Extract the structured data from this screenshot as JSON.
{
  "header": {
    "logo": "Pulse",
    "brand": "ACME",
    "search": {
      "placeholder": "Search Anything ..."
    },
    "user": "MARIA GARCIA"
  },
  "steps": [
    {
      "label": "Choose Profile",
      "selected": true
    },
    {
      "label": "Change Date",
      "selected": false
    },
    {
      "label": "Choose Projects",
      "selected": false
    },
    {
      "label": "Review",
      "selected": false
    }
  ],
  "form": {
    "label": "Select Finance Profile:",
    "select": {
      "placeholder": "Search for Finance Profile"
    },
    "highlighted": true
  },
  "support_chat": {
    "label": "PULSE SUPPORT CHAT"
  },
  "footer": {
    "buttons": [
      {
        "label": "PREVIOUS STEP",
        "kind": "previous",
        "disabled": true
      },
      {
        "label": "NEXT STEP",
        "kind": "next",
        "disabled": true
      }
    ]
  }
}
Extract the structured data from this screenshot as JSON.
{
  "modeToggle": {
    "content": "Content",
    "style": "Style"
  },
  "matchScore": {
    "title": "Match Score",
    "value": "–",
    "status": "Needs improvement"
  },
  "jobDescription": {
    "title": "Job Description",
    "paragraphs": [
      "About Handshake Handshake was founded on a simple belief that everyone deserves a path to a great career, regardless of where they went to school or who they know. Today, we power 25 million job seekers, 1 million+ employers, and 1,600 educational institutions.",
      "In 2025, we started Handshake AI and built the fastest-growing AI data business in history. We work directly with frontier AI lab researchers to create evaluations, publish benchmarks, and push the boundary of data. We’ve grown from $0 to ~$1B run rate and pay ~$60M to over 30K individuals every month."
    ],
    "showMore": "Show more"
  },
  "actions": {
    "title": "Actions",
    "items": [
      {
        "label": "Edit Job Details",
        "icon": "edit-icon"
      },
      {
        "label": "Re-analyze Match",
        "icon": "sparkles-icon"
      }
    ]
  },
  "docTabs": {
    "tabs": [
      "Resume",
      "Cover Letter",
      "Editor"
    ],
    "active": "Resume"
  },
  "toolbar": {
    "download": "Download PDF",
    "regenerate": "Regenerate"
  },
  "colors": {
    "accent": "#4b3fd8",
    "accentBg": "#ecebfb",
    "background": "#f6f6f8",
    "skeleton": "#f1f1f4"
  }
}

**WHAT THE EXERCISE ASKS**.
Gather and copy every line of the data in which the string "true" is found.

**WORKED SOLUTION**.
      "selected": true
    "highlighted": true
        "disabled": true
        "disabled": true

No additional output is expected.